In the Boston area, it’s not so unusual to eat African food, but it’s often at an Ethiopian restaurant, or maybe Moroccan. Africa is a vast continent. Its true size, according to an interesting comparison, shows that it’s about as big as China, India, the United States, and most of Europe put together. Yet our experience with African foods is often confined to very few countries. It doesn’t have to be this way. Massachusetts is home to many restaurants with roots in West Africa, and the cuisine is here for the eating.

Nigerian Fufu at Suya Joint.
The traditional method of eating fufu is to pinch some of the fufu off in one's right hand fingers and form it into an easily ingested round ball.
Courtesy of Suya Joint/Facebook

Beyond black-eyed peas

I’m not usually a fan of black-eyed peas, but being African-American, I always feel like it’s a food requirement. Thankfully, there are many different preparations to try, and Nigerian style was one I hadn’t experienced yet. So I visited Suya Joint in Roxbury. Their version of the beans was stewed in a tomato sauce, not too spicy, and tender but not mushy. They were just right! But that's just the beginning.
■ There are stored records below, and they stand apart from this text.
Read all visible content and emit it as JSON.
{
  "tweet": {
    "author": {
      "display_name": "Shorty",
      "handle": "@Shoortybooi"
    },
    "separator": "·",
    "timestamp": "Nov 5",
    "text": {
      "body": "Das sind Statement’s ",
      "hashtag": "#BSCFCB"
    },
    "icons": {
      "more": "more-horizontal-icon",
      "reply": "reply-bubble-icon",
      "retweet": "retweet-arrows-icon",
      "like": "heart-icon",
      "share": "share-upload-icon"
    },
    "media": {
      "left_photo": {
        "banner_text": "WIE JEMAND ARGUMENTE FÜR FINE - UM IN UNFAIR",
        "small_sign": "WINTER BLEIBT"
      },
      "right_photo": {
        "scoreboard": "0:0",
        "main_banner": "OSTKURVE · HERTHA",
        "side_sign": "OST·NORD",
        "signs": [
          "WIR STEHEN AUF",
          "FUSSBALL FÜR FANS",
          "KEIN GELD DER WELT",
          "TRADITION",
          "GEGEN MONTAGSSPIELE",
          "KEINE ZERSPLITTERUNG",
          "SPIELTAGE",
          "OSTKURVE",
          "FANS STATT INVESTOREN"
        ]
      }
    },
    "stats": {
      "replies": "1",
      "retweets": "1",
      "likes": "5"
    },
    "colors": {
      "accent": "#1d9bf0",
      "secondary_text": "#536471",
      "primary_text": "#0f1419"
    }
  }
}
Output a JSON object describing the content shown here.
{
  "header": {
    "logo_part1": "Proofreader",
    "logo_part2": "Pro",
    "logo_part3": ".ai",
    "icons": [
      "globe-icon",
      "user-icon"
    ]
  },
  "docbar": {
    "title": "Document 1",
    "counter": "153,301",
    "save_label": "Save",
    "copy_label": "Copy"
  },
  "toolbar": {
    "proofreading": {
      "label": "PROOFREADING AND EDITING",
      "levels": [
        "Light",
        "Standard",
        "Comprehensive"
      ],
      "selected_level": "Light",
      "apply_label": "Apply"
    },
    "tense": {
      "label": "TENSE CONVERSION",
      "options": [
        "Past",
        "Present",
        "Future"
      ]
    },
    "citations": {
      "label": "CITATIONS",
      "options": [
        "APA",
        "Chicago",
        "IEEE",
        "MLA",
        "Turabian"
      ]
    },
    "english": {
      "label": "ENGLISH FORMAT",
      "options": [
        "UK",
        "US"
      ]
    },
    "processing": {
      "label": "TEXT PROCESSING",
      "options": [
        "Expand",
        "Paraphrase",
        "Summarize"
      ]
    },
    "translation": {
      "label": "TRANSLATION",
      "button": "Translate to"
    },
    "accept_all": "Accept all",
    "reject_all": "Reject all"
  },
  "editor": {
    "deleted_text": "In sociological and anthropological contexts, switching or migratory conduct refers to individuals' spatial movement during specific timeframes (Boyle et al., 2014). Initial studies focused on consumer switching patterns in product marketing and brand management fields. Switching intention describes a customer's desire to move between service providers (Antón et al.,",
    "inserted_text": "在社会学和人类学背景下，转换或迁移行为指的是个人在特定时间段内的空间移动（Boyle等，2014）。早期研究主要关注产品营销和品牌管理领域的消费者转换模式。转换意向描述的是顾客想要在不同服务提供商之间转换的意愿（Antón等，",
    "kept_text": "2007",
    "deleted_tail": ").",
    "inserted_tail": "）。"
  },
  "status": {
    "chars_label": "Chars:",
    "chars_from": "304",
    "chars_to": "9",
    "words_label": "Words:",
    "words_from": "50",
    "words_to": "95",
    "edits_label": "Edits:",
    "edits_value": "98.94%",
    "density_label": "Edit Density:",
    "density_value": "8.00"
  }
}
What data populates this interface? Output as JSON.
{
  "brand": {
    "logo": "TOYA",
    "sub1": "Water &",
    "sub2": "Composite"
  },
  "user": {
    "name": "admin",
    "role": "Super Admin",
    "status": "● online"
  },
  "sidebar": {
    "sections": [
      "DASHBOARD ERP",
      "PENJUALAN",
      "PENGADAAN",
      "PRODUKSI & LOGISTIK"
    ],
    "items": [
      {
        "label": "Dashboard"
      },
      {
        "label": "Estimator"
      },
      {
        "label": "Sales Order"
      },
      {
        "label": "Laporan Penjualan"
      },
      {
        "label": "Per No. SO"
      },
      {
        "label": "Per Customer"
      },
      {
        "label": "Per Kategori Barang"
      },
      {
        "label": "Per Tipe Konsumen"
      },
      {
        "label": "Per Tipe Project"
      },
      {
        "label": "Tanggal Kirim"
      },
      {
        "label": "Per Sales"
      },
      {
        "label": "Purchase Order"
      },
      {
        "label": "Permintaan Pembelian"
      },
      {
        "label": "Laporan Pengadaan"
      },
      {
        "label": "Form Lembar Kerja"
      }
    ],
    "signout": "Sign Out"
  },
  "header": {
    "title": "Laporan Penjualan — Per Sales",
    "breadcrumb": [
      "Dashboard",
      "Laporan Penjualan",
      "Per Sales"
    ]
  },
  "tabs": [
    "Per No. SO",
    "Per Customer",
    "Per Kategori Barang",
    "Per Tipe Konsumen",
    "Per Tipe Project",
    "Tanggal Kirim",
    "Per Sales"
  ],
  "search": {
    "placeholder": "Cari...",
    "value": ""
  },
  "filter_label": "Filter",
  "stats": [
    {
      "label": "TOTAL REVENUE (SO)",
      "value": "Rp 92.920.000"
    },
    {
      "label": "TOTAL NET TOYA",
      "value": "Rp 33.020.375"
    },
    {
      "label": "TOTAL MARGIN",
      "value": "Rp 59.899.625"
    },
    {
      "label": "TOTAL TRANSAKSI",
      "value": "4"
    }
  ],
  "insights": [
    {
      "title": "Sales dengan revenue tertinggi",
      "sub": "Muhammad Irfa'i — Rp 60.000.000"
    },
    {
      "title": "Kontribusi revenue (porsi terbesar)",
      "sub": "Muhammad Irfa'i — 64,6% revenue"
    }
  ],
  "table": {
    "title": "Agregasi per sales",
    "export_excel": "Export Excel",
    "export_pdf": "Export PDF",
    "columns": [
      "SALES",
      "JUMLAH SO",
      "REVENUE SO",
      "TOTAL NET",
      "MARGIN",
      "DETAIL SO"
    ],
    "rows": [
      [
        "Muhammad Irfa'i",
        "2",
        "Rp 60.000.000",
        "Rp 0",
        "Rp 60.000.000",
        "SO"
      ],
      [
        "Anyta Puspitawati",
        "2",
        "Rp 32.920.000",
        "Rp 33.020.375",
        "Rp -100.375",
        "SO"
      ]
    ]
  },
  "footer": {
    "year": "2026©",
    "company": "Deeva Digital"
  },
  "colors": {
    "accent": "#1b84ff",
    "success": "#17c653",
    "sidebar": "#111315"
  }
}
Obehi Janice, named "Boston's Best Actress" by The Improper Bostonian in 2014, drew inspiration from food when creating her one-woman show FUFU & OREOS. (You can see her perform in a new play called We’re Gonna Die, starting on April 20th.) "Fufu is a staple dish in Nigeria and you eat it with soup," says Janice. "Oreo cookies are a staple snack in the United States. They are also a euphemism for Black people who 'act or sound white.'" The catchy phrase is meant to address her dual identity as both Nigerian and American.

"Even deeper than that," she says, "There is always one Ghanaian who will challenge me to say out loud that fufu is solely a Nigerian dish. And that addresses the fact that not all West Africans are the same." Then in fun, she says that Nigerian fufu is the true fufu! Suya Joint’s menu describes fufu as, “a dumpling made from pounded grain that’s made into a dough-like consistency.”

Another reason to dine West African

One thing you may notice on the menu at a Nigerian restaurant, along with fufu, is many foods that are gluten-free. Chichi “Pat” Ononibaku, owner of Baku’s African Restaurant in Amherst, Massachusetts, says, “Southeastern Nigerian traditional cuisine is gluten and lactose free. We do have what I call ‘colonial foods’ introduced to Nigerians by the British that contain gluten such as wheat bread and pastries.” Ononibaku includes cake as a colonial food made with dairy. Eating at a West African restaurant may be a way for many to stick to a gluten free and lactose free diet when dining out.

Jollof rice with fish at Safari African Restaurant.
Jollof rice with fish at Safari African Restaurant is a fish stew cooked in a rich tomato sauce with rice over vegetables.
Courtesy of Safari African Restaurant

Greater Boston abounds with options

Safari African Restaurant is a fairly new restaurant in Mattapan. Owner Moe Sillah says he and his wife first talked about opening an African restaurant about five years ago. After visiting New York and Philadelphia, he felt there was a need in Boston. “We opened our doors only 7 months ago, and so far it's been wonderful. Our customers are basically people from all over the world.” Food on their menu comes from several countries in West Africa, including Nigeria, Senegal, Liberia, Guinea, and Sierra Leone.

If you are looking to expand your palate to the region of West Africa, the Greater Boston area has several places for you to try, including:

Suya Joint Restaurant - 185 Dudley St., Roxbury, 617-708-0245,
Bakus African Restaurant - 197 North Pleasant St., Amherst, 413-253-7202
Safari African Restaurant - 1336 Blue Hill Ave., Mattapan, 617-296-0011,
Taste of Karibu - 10 Crescent St., Waltham, 781-899-7444,
Teranga Senegalese Restaurant - 1746 Washington St., Boston, 617-266-0003,

Lisa Johnson writes the lifestyle blog Anali’s Next Amendment. Follow her on Twitter @AnaliFirst.